→ **WORK ORDER**
In the copy, include no images. Reproduce the entries exactly.

___ RECORDS FOR THE TASK ___

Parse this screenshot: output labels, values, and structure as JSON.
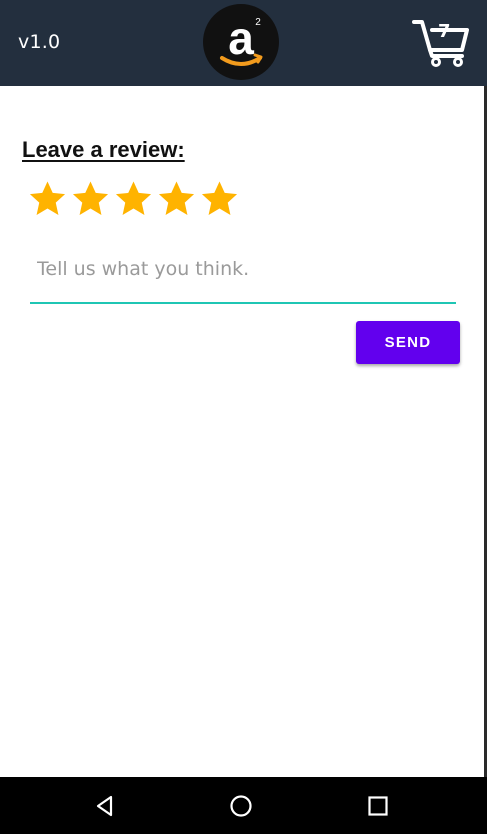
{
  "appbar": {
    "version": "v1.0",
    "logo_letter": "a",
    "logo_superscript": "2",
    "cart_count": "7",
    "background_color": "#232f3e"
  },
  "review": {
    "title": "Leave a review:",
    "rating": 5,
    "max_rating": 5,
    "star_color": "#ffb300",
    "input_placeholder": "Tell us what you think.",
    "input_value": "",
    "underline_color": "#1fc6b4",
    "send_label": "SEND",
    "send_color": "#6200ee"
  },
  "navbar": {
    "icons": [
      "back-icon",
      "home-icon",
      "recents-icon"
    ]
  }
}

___

→ **WRITTEN SOLUTION**
Parse this screenshot: output labels, values, and structure as JSON.
{
  "appbar": {
    "version": "v1.0",
    "logo_letter": "a",
    "logo_superscript": "2",
    "cart_count": "7",
    "background_color": "#232f3e"
  },
  "review": {
    "title": "Leave a review:",
    "rating": 5,
    "max_rating": 5,
    "star_color": "#ffb300",
    "input_placeholder": "Tell us what you think.",
    "input_value": "",
    "underline_color": "#1fc6b4",
    "send_label": "SEND",
    "send_color": "#6200ee"
  },
  "navbar": {
    "icons": [
      "back-icon",
      "home-icon",
      "recents-icon"
    ]
  }
}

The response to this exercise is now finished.